> **EXERCISE MATERIAL**
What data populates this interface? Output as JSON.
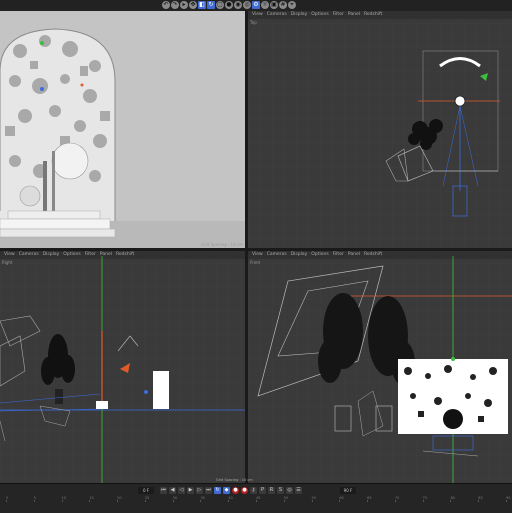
{
  "toolbar": {
    "icons": [
      "undo-icon",
      "redo-icon",
      "select-icon",
      "move-icon",
      "scale-icon",
      "rotate-icon",
      "cube-icon",
      "object-icon",
      "render-icon",
      "render-view-icon",
      "settings-icon",
      "light-icon",
      "camera-icon",
      "grid-icon",
      "snap-icon"
    ]
  },
  "viewports": {
    "top_right": {
      "label": "Top",
      "menu": [
        "View",
        "Cameras",
        "Display",
        "Options",
        "Filter",
        "Panel",
        "Redshift"
      ]
    },
    "bottom_left": {
      "label": "Right",
      "menu": [
        "View",
        "Cameras",
        "Display",
        "Options",
        "Filter",
        "Panel",
        "Redshift"
      ]
    },
    "bottom_right": {
      "label": "Front",
      "menu": [
        "View",
        "Cameras",
        "Display",
        "Options",
        "Filter",
        "Panel",
        "Redshift"
      ]
    },
    "render_view_note": "Grid Spacing : 10 cm"
  },
  "timeline": {
    "ruler_labels": [
      "0",
      "5",
      "10",
      "15",
      "20",
      "25",
      "30",
      "35",
      "40",
      "45",
      "50",
      "55",
      "60",
      "65",
      "70",
      "75",
      "80",
      "85",
      "90"
    ],
    "current_frame": "0 F",
    "end_frame": "90 F",
    "grid_spacing": "Grid Spacing : 10 cm"
  },
  "colors": {
    "accent": "#3f6bd2",
    "record": "#b22222",
    "axis_x": "#e05a2a",
    "axis_y": "#3cbf3c",
    "axis_z": "#3a6de0"
  }
}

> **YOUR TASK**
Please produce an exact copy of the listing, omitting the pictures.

> **RESPONSE TO THE TASK**
What data populates this interface? Output as JSON.
{
  "toolbar": {
    "icons": [
      "undo-icon",
      "redo-icon",
      "select-icon",
      "move-icon",
      "scale-icon",
      "rotate-icon",
      "cube-icon",
      "object-icon",
      "render-icon",
      "render-view-icon",
      "settings-icon",
      "light-icon",
      "camera-icon",
      "grid-icon",
      "snap-icon"
    ]
  },
  "viewports": {
    "top_right": {
      "label": "Top",
      "menu": [
        "View",
        "Cameras",
        "Display",
        "Options",
        "Filter",
        "Panel",
        "Redshift"
      ]
    },
    "bottom_left": {
      "label": "Right",
      "menu": [
        "View",
        "Cameras",
        "Display",
        "Options",
        "Filter",
        "Panel",
        "Redshift"
      ]
    },
    "bottom_right": {
      "label": "Front",
      "menu": [
        "View",
        "Cameras",
        "Display",
        "Options",
        "Filter",
        "Panel",
        "Redshift"
      ]
    },
    "render_view_note": "Grid Spacing : 10 cm"
  },
  "timeline": {
    "ruler_labels": [
      "0",
      "5",
      "10",
      "15",
      "20",
      "25",
      "30",
      "35",
      "40",
      "45",
      "50",
      "55",
      "60",
      "65",
      "70",
      "75",
      "80",
      "85",
      "90"
    ],
    "current_frame": "0 F",
    "end_frame": "90 F",
    "grid_spacing": "Grid Spacing : 10 cm"
  },
  "colors": {
    "accent": "#3f6bd2",
    "record": "#b22222",
    "axis_x": "#e05a2a",
    "axis_y": "#3cbf3c",
    "axis_z": "#3a6de0"
  }
}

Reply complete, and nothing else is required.